Reporting on air quality is one of a number of requirements for cities that aspire to be accredited as a National Civilised City (see for more details). Ningbo has twice met the requirements (renewable every three or four years) in the nine categories. The evaluation to ensure that a city meets the standards is carried out by incognito inspectors from the City Investigation Team of the National Bureau of Statistics. The local Spiritual Civilisation Office prepares a city for the inspection. The inspectors check the public infrastructure as well as the behaviour of the public – so they try taxis and buses, but also note how many people give up their seat to the elderly or pregnant women.

Part of my career has been spent devising criteria for evaluation and methods for checking standards, so the whole process of the National Civilised City is rather interesting to me. However, I can’t help thinking that assessing a city of over 6 million people for its level of Civilisation is a whole different ball game from anything I’ve ever done in arts education. Still, being one of those secret inspectors might be rather fun.
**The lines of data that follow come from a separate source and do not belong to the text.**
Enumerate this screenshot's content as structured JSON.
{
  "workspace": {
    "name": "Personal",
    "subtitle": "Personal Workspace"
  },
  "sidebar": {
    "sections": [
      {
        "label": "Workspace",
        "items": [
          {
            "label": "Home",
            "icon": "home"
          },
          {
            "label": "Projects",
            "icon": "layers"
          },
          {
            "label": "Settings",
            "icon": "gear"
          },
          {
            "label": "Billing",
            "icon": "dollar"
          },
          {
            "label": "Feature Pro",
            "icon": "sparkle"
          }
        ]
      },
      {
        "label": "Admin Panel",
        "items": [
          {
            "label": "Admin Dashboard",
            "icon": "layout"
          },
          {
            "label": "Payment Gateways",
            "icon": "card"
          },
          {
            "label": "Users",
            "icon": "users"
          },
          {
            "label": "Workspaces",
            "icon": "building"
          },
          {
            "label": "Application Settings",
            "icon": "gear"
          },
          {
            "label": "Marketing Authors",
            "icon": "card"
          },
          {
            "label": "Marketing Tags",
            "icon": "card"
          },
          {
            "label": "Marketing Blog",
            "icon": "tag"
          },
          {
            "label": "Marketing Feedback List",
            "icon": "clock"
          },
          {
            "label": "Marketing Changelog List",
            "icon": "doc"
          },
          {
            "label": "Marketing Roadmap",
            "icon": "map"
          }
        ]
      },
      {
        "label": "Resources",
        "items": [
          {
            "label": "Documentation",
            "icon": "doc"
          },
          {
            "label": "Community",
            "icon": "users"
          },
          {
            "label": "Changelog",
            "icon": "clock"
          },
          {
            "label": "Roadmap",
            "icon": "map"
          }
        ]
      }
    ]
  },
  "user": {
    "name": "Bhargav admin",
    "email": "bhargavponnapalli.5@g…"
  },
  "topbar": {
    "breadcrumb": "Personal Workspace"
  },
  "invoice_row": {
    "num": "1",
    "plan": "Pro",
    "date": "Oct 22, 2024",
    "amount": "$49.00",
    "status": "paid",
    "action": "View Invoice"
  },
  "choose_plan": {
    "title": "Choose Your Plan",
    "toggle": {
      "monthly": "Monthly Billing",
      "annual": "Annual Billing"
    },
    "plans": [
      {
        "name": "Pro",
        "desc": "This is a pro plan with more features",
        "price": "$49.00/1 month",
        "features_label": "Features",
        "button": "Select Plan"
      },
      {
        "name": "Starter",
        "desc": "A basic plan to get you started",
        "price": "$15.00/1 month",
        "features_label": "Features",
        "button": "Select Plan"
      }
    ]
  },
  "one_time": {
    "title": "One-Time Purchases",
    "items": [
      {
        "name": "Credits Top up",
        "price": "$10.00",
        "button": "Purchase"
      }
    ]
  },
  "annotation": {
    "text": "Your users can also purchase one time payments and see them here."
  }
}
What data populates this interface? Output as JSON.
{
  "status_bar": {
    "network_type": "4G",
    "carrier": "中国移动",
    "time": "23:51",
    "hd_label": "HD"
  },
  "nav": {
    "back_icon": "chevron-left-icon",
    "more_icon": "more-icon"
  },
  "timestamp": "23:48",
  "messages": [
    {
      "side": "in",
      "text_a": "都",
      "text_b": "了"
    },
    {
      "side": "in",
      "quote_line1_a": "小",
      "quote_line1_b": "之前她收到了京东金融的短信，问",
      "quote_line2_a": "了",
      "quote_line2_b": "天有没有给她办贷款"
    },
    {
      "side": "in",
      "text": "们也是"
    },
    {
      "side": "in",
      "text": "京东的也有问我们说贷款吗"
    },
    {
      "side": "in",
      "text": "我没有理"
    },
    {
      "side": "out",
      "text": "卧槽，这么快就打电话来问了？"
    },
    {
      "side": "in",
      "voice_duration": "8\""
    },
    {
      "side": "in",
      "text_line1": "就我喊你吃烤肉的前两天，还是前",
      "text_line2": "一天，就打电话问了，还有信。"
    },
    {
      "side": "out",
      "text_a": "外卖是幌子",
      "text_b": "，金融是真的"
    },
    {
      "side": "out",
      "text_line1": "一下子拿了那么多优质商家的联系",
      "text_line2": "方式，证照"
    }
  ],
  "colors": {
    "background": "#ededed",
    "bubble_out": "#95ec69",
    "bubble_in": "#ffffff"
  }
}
Anyway, despite having achieved the standard for reporting air quality, the pollution is certainly still here in Ningbo, although, as yet, nothing compared to Beijing, Shanghai or Xi’an. This is but one example of the credibility gap between what is said and what actually happens. For example, to be a Civilised City, at least 8% of the population has to take part in voluntary activity, and 90% need to be aware of voluntary opportunities. I realise that this explains the pleasant, but hopelessly ineffective volunteers flapping little yellow flags at intersections in the mornings attempting to stop e-bikers going over red lights. Presumably, these people have upped the volunteer quota for the local authority’s figures.

Happily, as we cycle into the university’s green campus, the air quality improves massively, and in fairness to Ningbo’s government, half of our journey is alongside an extensive park which also helps to combat the pollution from traffic. Recently, bright orange Boris Bike hire stations have appeared beside the park, presumably to encourage cycling. No motor bikes are allowed in the city and buses run on LPG.

I find that another credibility gap exists in terms of the idea of Chinese culture that is promoted in my Beijing University language text book and what people actually do and enjoy. I’ve just completed a chapter in which three students explain that their favourite hobbies are Chinese chess, calligraphy and taiqi. When I showed this to my private language teacher she couldn’t stop laughing. She finds all three utterly boring and believes that only older people do them. Of course, she says, young people here really like surfing the internet, chatting on social media, going to karaoke bars, listening to music and watching films, although the CCP only allows 20 foreign films a year to be distributed in China in an attempt to support the Chinese film industry.

One of my seminar tasks for this week is to discuss the global spread of contemporary Chinese culture through its well-funded media outlets. The last leader, Hu Jintao, believed that one of the west’s strategic plots was to flood China with western popular culture, and that China should combat this with her own strong culture. I think he’s probably right about the ubiquity of western culture – especially its Hollywood and Disneyland derivatives and its fast food – but at the moment, I can’t see that a diet of chess, calligraphy and taiqi, along with English language newspapers, films and CCTV programmes constrained by the Party line are going to offer effective competition.